• **DATA FOR THIS EXERCISE**

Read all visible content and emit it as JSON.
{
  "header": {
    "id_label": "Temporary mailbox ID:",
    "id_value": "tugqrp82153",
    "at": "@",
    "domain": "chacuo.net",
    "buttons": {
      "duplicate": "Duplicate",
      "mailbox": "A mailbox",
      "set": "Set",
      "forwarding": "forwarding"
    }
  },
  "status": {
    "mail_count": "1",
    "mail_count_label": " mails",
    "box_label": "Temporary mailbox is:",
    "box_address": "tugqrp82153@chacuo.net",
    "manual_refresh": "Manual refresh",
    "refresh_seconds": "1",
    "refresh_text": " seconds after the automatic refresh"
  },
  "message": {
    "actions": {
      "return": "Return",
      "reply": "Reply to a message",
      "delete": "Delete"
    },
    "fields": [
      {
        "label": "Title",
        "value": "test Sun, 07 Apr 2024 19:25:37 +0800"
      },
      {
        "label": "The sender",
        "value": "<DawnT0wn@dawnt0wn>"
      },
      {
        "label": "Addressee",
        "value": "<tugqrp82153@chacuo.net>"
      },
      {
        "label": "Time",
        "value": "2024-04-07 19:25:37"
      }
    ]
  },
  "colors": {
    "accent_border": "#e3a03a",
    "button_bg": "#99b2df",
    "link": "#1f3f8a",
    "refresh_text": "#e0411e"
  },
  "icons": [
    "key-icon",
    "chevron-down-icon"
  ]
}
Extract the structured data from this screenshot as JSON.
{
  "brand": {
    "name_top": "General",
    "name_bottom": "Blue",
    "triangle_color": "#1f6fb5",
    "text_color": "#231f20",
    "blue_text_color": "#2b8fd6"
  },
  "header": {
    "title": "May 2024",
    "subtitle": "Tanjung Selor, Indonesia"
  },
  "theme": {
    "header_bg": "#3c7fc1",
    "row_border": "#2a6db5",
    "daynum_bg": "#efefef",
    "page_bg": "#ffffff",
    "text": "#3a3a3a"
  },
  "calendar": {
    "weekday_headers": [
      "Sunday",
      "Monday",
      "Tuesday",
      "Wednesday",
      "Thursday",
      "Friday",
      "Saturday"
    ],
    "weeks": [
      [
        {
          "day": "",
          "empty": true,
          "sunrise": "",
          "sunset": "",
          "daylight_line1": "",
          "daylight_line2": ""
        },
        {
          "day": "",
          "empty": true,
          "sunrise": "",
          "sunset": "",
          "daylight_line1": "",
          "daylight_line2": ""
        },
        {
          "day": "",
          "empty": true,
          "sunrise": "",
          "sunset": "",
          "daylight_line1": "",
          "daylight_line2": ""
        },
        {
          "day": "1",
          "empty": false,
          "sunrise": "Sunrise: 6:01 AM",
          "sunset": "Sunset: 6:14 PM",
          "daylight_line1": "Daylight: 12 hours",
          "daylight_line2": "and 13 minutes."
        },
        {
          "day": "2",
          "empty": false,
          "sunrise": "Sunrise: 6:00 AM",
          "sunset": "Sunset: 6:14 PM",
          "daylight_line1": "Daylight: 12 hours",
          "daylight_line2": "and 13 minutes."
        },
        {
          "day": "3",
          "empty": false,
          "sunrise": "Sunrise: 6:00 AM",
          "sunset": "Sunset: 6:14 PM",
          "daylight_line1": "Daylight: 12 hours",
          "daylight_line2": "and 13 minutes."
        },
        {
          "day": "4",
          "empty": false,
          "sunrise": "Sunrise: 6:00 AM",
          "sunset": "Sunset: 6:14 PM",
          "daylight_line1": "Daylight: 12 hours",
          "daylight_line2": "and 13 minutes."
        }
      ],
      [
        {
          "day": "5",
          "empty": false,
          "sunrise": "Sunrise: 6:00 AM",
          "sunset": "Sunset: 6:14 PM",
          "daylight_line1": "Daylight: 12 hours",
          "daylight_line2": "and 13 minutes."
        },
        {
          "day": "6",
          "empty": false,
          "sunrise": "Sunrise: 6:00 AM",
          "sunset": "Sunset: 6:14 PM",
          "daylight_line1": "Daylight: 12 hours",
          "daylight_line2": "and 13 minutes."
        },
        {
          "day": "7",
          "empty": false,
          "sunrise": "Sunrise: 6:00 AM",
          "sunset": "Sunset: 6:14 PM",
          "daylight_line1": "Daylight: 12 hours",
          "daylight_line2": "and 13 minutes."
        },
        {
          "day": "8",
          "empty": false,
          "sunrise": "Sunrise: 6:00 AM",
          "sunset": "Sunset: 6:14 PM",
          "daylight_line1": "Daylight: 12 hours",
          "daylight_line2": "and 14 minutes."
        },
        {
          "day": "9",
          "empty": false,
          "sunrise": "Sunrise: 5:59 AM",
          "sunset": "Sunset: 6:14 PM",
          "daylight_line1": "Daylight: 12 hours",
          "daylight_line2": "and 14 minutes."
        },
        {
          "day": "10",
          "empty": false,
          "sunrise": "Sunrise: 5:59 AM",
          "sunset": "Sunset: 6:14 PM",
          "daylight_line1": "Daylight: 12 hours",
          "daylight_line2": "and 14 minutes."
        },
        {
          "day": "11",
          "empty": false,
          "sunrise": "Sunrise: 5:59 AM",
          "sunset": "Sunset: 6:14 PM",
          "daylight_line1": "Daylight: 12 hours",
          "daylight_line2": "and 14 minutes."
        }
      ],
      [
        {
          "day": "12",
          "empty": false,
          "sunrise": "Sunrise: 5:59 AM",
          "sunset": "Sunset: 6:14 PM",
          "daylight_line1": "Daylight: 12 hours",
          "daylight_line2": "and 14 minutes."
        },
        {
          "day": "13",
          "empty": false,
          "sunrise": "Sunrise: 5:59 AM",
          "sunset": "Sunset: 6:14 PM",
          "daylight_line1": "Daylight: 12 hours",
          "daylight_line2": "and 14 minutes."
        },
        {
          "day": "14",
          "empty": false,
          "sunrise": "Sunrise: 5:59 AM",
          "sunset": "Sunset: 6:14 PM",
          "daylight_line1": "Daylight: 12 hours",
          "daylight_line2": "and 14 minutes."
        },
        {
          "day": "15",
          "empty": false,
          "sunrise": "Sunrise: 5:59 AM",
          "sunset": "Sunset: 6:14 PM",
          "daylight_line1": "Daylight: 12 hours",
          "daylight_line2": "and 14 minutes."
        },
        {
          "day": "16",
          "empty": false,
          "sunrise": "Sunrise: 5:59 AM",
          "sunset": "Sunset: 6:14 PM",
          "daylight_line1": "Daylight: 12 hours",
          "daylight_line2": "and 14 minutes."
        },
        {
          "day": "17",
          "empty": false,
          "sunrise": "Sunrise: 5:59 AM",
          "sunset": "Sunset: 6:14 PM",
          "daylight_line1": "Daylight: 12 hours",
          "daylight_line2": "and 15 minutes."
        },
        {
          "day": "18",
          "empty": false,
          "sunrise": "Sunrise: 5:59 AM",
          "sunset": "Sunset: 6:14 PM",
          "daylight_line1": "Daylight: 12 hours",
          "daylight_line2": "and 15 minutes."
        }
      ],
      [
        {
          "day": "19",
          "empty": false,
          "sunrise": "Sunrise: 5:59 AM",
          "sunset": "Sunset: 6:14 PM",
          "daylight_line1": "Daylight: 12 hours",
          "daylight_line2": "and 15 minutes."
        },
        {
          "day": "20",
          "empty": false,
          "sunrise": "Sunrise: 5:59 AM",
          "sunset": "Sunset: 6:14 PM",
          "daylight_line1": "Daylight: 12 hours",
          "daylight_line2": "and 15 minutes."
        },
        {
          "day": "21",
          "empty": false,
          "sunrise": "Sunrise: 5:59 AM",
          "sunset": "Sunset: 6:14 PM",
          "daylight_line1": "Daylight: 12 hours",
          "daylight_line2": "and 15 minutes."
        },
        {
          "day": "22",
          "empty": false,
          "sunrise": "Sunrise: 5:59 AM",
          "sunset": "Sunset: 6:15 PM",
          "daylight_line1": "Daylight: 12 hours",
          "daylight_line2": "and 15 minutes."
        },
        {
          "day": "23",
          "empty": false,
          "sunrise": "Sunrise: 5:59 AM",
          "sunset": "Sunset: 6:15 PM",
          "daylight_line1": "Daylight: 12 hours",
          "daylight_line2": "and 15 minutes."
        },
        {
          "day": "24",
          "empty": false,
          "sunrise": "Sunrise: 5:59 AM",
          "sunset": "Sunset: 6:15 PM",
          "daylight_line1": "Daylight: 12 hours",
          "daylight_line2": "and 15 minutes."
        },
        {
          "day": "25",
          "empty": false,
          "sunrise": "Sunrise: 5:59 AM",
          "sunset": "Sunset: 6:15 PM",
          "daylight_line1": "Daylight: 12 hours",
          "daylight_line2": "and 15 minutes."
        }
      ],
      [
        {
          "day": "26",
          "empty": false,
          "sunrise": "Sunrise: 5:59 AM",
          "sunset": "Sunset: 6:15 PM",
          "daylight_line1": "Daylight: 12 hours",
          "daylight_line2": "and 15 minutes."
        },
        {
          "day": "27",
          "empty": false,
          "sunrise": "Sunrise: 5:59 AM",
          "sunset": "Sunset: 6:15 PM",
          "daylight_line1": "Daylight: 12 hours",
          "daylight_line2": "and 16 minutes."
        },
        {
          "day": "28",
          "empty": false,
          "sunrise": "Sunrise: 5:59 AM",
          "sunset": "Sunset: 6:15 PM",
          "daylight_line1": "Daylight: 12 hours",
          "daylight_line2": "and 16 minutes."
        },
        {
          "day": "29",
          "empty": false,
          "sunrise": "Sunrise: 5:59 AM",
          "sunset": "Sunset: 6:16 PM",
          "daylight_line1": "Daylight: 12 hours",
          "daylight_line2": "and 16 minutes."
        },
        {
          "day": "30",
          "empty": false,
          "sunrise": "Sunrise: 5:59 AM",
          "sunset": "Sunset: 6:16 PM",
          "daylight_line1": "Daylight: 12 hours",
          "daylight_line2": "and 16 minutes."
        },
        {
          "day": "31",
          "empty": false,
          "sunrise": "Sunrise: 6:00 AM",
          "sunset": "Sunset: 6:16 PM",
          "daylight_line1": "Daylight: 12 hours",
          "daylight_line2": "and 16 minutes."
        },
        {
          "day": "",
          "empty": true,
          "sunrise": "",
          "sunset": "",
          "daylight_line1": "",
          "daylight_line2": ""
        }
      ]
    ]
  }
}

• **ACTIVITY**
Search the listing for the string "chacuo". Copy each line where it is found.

• **OUTPUT FOR THIS EXERCISE**
    "domain": "chacuo.net",
    "box_address": "tugqrp82153@chacuo.net",
        "value": "<tugqrp82153@chacuo.net>"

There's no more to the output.